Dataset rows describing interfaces
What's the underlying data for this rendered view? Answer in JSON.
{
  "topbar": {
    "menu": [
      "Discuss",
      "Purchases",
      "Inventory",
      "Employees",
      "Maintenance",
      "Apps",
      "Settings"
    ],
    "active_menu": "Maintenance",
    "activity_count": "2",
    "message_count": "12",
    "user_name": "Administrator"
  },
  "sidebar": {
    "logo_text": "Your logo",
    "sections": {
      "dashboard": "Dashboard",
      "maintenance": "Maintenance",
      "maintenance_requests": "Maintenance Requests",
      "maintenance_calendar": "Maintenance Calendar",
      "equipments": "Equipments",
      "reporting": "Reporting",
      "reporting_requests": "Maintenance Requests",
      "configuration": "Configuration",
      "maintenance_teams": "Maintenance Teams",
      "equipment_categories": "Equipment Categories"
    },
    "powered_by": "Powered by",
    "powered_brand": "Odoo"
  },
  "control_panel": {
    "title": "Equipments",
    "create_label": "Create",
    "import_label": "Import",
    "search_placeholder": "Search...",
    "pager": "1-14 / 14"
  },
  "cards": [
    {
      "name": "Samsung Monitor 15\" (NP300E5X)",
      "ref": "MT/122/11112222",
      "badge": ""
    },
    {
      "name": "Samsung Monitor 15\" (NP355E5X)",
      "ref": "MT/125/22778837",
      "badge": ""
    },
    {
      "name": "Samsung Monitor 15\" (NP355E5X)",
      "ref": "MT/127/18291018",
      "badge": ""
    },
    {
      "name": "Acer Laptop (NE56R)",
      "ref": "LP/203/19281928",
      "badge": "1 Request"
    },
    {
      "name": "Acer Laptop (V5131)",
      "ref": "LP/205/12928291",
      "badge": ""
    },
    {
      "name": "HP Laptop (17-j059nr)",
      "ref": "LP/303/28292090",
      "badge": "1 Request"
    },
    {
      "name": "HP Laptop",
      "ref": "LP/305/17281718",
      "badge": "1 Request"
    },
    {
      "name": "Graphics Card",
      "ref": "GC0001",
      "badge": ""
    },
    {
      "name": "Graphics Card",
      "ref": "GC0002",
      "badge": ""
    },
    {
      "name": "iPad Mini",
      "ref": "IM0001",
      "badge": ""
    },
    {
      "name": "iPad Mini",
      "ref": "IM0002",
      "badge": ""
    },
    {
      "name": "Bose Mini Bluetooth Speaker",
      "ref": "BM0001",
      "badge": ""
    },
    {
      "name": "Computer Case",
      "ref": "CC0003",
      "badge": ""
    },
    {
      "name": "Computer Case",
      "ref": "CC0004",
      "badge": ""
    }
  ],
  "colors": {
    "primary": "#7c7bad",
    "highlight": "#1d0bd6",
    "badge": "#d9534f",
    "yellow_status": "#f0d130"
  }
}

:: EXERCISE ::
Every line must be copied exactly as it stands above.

:: EXERCISE SOLUTION ::
What's the underlying data for this rendered view? Answer in JSON.
{
  "topbar": {
    "menu": [
      "Discuss",
      "Purchases",
      "Inventory",
      "Employees",
      "Maintenance",
      "Apps",
      "Settings"
    ],
    "active_menu": "Maintenance",
    "activity_count": "2",
    "message_count": "12",
    "user_name": "Administrator"
  },
  "sidebar": {
    "logo_text": "Your logo",
    "sections": {
      "dashboard": "Dashboard",
      "maintenance": "Maintenance",
      "maintenance_requests": "Maintenance Requests",
      "maintenance_calendar": "Maintenance Calendar",
      "equipments": "Equipments",
      "reporting": "Reporting",
      "reporting_requests": "Maintenance Requests",
      "configuration": "Configuration",
      "maintenance_teams": "Maintenance Teams",
      "equipment_categories": "Equipment Categories"
    },
    "powered_by": "Powered by",
    "powered_brand": "Odoo"
  },
  "control_panel": {
    "title": "Equipments",
    "create_label": "Create",
    "import_label": "Import",
    "search_placeholder": "Search...",
    "pager": "1-14 / 14"
  },
  "cards": [
    {
      "name": "Samsung Monitor 15\" (NP300E5X)",
      "ref": "MT/122/11112222",
      "badge": ""
    },
    {
      "name": "Samsung Monitor 15\" (NP355E5X)",
      "ref": "MT/125/22778837",
      "badge": ""
    },
    {
      "name": "Samsung Monitor 15\" (NP355E5X)",
      "ref": "MT/127/18291018",
      "badge": ""
    },
    {
      "name": "Acer Laptop (NE56R)",
      "ref": "LP/203/19281928",
      "badge": "1 Request"
    },
    {
      "name": "Acer Laptop (V5131)",
      "ref": "LP/205/12928291",
      "badge": ""
    },
    {
      "name": "HP Laptop (17-j059nr)",
      "ref": "LP/303/28292090",
      "badge": "1 Request"
    },
    {
      "name": "HP Laptop",
      "ref": "LP/305/17281718",
      "badge": "1 Request"
    },
    {
      "name": "Graphics Card",
      "ref": "GC0001",
      "badge": ""
    },
    {
      "name": "Graphics Card",
      "ref": "GC0002",
      "badge": ""
    },
    {
      "name": "iPad Mini",
      "ref": "IM0001",
      "badge": ""
    },
    {
      "name": "iPad Mini",
      "ref": "IM0002",
      "badge": ""
    },
    {
      "name": "Bose Mini Bluetooth Speaker",
      "ref": "BM0001",
      "badge": ""
    },
    {
      "name": "Computer Case",
      "ref": "CC0003",
      "badge": ""
    },
    {
      "name": "Computer Case",
      "ref": "CC0004",
      "badge": ""
    }
  ],
  "colors": {
    "primary": "#7c7bad",
    "highlight": "#1d0bd6",
    "badge": "#d9534f",
    "yellow_status": "#f0d130"
  }
}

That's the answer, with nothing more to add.